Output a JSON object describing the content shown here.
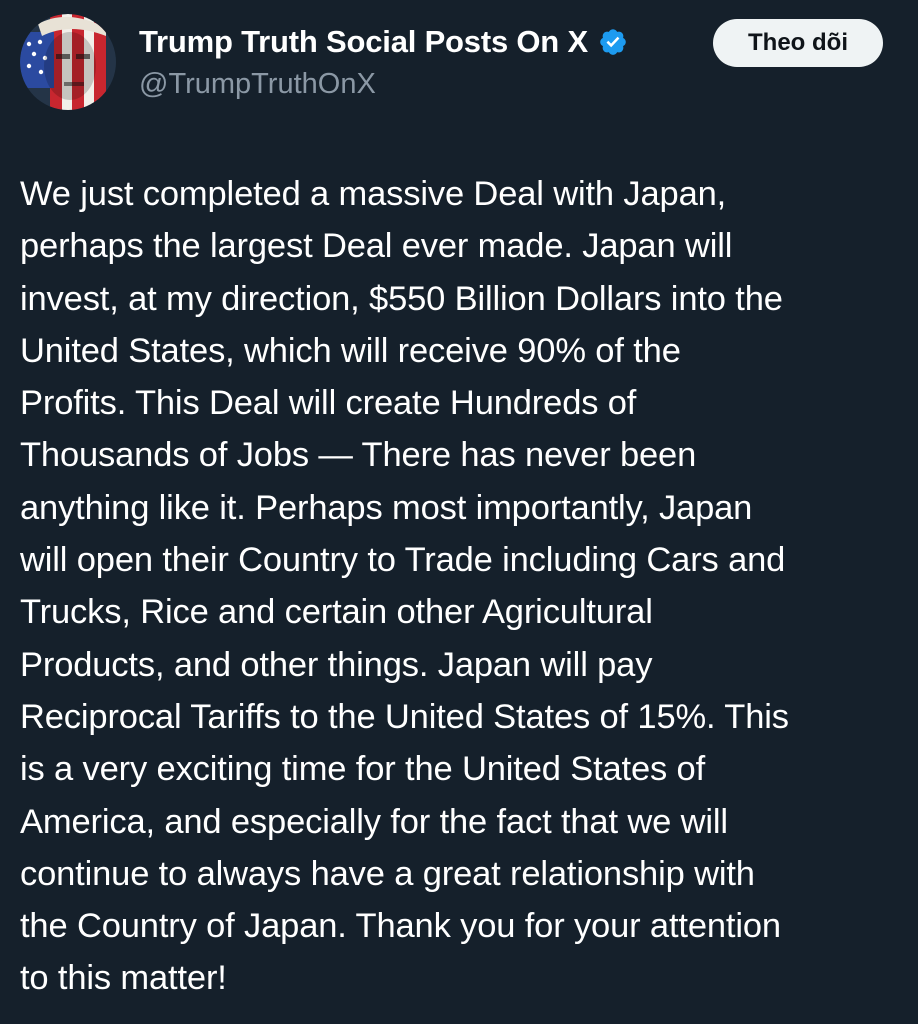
{
  "account": {
    "display_name": "Trump Truth Social Posts On X",
    "handle": "@TrumpTruthOnX",
    "verified": true,
    "avatar_icon": "flag-portrait-avatar"
  },
  "follow_button": {
    "label": "Theo dõi"
  },
  "post": {
    "lines": [
      "We just completed a massive Deal with Japan,",
      "perhaps the largest Deal ever made. Japan will",
      "invest, at my direction, $550 Billion Dollars into the",
      "United States, which will receive 90% of the",
      "Profits. This Deal will create Hundreds of",
      "Thousands of Jobs — There has never been",
      "anything like it. Perhaps most importantly, Japan",
      "will open their Country to Trade including Cars and",
      "Trucks, Rice and certain other Agricultural",
      "Products, and other things. Japan will pay",
      "Reciprocal Tariffs to the United States of 15%. This",
      "is a very exciting time for the United States of",
      "America, and especially for the fact that we will",
      "continue to always have a great relationship with",
      "the Country of Japan. Thank you for your attention",
      "to this matter!"
    ]
  },
  "colors": {
    "background": "#15202b",
    "text_primary": "#ffffff",
    "text_secondary": "#8b98a5",
    "verified_badge": "#1d9bf0",
    "follow_button_bg": "#eff3f4",
    "follow_button_text": "#0f1419"
  }
}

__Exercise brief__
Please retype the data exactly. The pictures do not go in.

__Solution to the problem__
Output a JSON object describing the content shown here.
{
  "account": {
    "display_name": "Trump Truth Social Posts On X",
    "handle": "@TrumpTruthOnX",
    "verified": true,
    "avatar_icon": "flag-portrait-avatar"
  },
  "follow_button": {
    "label": "Theo dõi"
  },
  "post": {
    "lines": [
      "We just completed a massive Deal with Japan,",
      "perhaps the largest Deal ever made. Japan will",
      "invest, at my direction, $550 Billion Dollars into the",
      "United States, which will receive 90% of the",
      "Profits. This Deal will create Hundreds of",
      "Thousands of Jobs — There has never been",
      "anything like it. Perhaps most importantly, Japan",
      "will open their Country to Trade including Cars and",
      "Trucks, Rice and certain other Agricultural",
      "Products, and other things. Japan will pay",
      "Reciprocal Tariffs to the United States of 15%. This",
      "is a very exciting time for the United States of",
      "America, and especially for the fact that we will",
      "continue to always have a great relationship with",
      "the Country of Japan. Thank you for your attention",
      "to this matter!"
    ]
  },
  "colors": {
    "background": "#15202b",
    "text_primary": "#ffffff",
    "text_secondary": "#8b98a5",
    "verified_badge": "#1d9bf0",
    "follow_button_bg": "#eff3f4",
    "follow_button_text": "#0f1419"
  }
}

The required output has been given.